_WHAT YOU HAVE TO DO_: In your copy, include every entry exactly as written but no pictures.

_STORED DATA_:

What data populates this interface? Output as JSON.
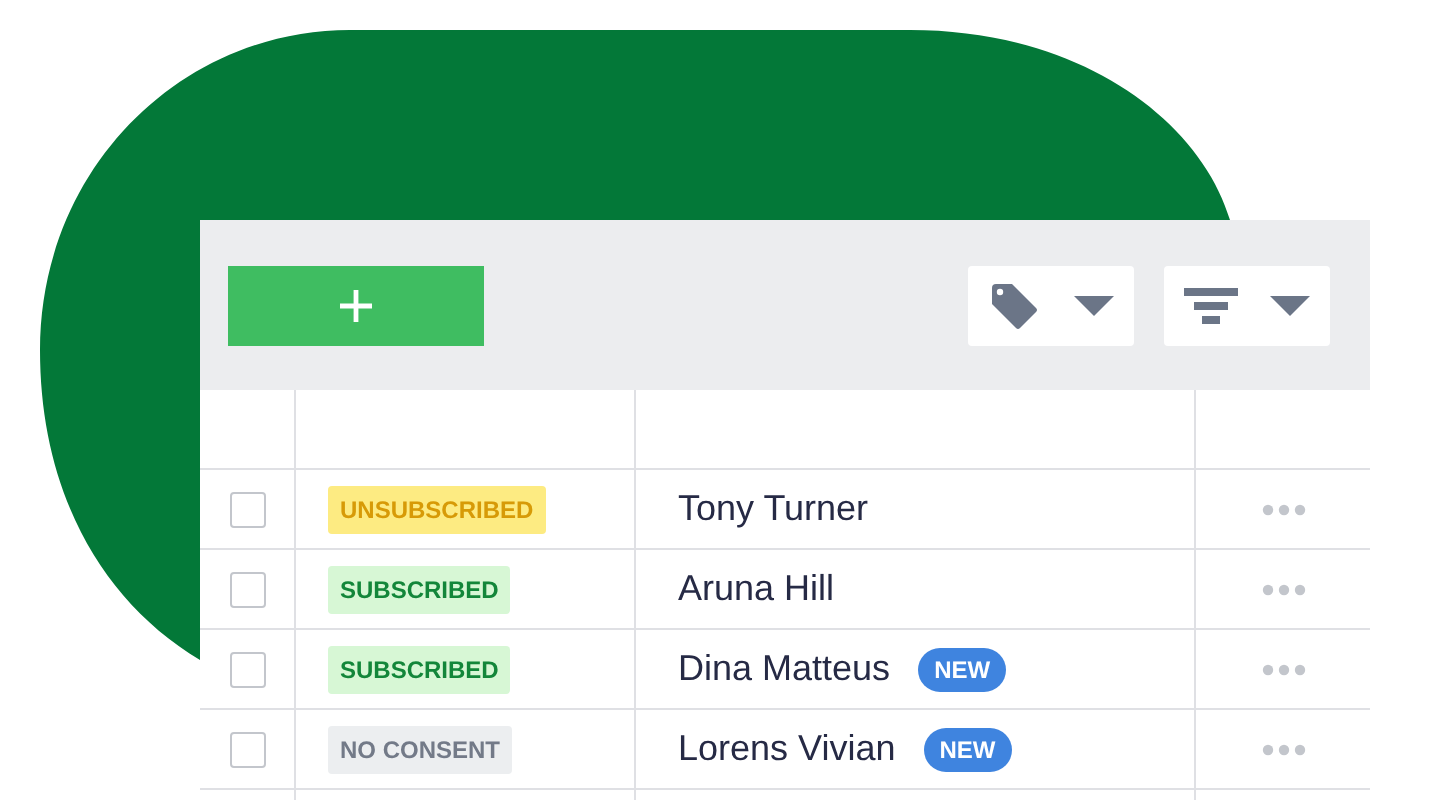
{
  "toolbar": {
    "add_button": {
      "kind": "plus"
    },
    "dropdowns": [
      {
        "kind": "tag"
      },
      {
        "kind": "filter"
      }
    ]
  },
  "table": {
    "rows": [
      {
        "checked": false,
        "status": {
          "label": "UNSUBSCRIBED",
          "kind": "unsubscribed"
        },
        "name": "Tony Turner"
      },
      {
        "checked": false,
        "status": {
          "label": "SUBSCRIBED",
          "kind": "subscribed"
        },
        "name": "Aruna Hill"
      },
      {
        "checked": false,
        "status": {
          "label": "SUBSCRIBED",
          "kind": "subscribed"
        },
        "name": "Dina Matteus",
        "badge": "NEW"
      },
      {
        "checked": false,
        "status": {
          "label": "NO CONSENT",
          "kind": "no_consent"
        },
        "name": "Lorens Vivian",
        "badge": "NEW"
      }
    ]
  }
}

_WRITTEN REPLY_:
What data populates this interface? Output as JSON.
{
  "toolbar": {
    "add_button": {
      "kind": "plus"
    },
    "dropdowns": [
      {
        "kind": "tag"
      },
      {
        "kind": "filter"
      }
    ]
  },
  "table": {
    "rows": [
      {
        "checked": false,
        "status": {
          "label": "UNSUBSCRIBED",
          "kind": "unsubscribed"
        },
        "name": "Tony Turner"
      },
      {
        "checked": false,
        "status": {
          "label": "SUBSCRIBED",
          "kind": "subscribed"
        },
        "name": "Aruna Hill"
      },
      {
        "checked": false,
        "status": {
          "label": "SUBSCRIBED",
          "kind": "subscribed"
        },
        "name": "Dina Matteus",
        "badge": "NEW"
      },
      {
        "checked": false,
        "status": {
          "label": "NO CONSENT",
          "kind": "no_consent"
        },
        "name": "Lorens Vivian",
        "badge": "NEW"
      }
    ]
  }
}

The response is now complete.